Implants containing specially wrapped insulin-producing cells derived from embryonic stem cells can regulate blood sugar in mice for several months, according to research presented this month at the International Society for Stem Cell Research conference in San Francisco. San Diego-based ViaCyte (formerly Novocell), which is developing the implant as a treatment for type 1 diabetes, is now beginning the safety testing required for approval from the U.S. Food and Drug Administration before human testing can start.
|Replacing the pancreas: Insulin-producing cells (shown here marked in blue), derived from stem cells and encapsulated in a special membrane, might one day regulate blood sugar in type 1 diabetics. |

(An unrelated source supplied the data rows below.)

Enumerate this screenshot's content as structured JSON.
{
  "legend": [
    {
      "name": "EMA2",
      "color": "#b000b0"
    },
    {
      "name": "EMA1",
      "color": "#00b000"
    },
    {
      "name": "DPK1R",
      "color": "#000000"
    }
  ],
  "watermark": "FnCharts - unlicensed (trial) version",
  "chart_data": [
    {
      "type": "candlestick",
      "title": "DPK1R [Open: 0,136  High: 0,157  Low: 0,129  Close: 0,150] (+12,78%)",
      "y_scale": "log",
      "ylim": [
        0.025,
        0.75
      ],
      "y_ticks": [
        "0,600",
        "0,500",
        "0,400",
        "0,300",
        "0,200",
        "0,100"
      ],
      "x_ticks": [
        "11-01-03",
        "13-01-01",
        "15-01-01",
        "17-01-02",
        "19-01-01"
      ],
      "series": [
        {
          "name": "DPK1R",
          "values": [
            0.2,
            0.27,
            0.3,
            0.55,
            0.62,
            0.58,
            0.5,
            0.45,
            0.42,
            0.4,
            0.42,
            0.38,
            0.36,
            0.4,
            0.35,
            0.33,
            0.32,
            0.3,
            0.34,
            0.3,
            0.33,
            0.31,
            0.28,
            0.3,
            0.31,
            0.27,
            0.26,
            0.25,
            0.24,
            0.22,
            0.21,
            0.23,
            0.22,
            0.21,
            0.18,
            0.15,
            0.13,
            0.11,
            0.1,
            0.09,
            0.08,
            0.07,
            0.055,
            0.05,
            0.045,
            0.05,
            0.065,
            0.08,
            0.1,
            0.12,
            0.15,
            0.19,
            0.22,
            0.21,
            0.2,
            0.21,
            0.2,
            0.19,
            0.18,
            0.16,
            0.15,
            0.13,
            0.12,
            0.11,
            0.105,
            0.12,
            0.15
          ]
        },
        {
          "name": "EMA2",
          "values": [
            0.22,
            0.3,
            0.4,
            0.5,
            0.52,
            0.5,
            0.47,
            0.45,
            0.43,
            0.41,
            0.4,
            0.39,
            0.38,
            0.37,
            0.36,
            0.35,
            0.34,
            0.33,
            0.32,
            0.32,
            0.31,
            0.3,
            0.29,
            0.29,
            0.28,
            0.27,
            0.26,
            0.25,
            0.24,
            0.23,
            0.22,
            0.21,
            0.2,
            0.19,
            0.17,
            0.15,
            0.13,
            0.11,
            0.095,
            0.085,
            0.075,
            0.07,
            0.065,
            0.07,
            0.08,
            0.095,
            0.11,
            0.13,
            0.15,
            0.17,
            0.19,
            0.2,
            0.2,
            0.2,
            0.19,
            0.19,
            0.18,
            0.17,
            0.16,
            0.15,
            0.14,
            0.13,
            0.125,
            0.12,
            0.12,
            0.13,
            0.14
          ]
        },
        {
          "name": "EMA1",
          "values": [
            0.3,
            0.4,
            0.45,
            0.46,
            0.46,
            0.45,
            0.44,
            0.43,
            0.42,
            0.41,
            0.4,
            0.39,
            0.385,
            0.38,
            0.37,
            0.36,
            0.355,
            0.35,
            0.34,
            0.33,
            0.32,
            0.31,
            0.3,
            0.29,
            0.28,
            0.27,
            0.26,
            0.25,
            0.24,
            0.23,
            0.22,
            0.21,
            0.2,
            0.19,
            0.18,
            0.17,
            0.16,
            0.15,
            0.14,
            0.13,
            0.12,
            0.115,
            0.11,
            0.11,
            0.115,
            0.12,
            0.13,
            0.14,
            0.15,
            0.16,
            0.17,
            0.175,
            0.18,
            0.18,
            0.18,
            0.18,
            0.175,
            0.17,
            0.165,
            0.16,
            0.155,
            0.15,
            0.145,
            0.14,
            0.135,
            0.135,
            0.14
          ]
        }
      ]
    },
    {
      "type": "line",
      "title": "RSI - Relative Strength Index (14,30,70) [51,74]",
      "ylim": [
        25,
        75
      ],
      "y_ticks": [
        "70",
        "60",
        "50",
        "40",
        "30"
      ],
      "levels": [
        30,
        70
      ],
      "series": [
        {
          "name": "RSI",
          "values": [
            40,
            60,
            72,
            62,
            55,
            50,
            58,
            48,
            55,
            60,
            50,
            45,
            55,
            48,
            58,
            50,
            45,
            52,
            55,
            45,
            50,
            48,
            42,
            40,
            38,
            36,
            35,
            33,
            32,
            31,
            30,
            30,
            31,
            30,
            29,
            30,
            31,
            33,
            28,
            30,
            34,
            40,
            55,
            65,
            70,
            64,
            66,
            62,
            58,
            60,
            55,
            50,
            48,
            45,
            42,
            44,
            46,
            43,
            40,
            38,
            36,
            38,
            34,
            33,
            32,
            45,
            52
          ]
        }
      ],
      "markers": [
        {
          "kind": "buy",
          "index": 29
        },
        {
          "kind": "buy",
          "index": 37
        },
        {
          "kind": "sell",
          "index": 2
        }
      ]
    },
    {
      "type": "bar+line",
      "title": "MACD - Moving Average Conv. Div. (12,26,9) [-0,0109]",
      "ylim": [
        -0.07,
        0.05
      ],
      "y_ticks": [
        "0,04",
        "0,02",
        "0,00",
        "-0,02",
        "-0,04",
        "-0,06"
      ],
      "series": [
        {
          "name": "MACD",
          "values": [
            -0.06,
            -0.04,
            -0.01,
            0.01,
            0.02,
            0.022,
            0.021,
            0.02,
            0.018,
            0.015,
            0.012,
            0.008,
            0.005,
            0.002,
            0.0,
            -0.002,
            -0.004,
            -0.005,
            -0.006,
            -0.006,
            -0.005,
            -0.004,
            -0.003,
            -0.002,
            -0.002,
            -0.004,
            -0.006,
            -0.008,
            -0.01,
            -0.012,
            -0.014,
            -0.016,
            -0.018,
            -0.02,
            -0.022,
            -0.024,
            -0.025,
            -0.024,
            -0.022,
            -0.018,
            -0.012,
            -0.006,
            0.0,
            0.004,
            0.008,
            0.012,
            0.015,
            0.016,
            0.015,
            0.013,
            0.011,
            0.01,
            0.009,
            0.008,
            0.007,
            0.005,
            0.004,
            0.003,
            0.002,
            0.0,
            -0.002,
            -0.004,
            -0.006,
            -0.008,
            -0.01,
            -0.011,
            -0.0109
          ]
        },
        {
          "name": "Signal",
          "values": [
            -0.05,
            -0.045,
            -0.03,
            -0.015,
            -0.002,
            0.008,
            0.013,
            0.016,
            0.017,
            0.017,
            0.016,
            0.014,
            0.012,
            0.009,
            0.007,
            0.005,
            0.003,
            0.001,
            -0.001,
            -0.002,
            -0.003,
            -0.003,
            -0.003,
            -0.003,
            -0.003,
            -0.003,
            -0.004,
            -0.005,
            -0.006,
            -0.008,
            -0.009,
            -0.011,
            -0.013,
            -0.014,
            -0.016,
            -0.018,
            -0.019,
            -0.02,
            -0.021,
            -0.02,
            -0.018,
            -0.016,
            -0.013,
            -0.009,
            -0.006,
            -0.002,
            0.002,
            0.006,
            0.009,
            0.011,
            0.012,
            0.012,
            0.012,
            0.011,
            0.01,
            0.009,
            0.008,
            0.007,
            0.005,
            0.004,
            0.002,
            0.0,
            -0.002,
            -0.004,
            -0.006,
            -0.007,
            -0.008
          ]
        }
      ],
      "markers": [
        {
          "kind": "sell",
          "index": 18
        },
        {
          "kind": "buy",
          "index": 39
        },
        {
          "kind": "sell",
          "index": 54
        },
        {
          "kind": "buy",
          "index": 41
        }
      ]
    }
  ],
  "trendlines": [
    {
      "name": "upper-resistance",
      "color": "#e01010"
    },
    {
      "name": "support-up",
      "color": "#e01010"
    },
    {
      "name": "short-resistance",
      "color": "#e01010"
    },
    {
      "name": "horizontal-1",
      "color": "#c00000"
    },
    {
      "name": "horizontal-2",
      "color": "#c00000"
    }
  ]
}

"It's still a long road toward a treatment for diabetes, but in my mind they have made astonishing progress," says Gordon Weir, head of Islet Transplantation and Cell Biology at Joslin Diabetes Center, in Boston. But he cautions that taking the next step is likely to be tricky. The technology "tends to work well in rodents, but moving it to larger animals gets more complicated," says Weir, who is not involved with the company. "You need more cells, and we're guessing the immune system [reaction] is more complex."
In type 1 diabetes, the immune system attacks the insulin-producing beta cells of the pancreas, forcing patients to rely on injections of the hormone to regulate blood sugar. Transplants of pancreatic cells from cadavers to human patients have shown that this type of cell therapy can free type 1 diabetics from daily insulin injections. But the scarcity and variable quality of this tissue makes it an impractical therapy. For the last two decades, scientists have searched for alternative sources of cells, focusing in large part on cells from the pancreas of fetal or neonatal pigs. ViaCyte, which began its efforts more than 10 years ago, has focused on embryonic stem cells.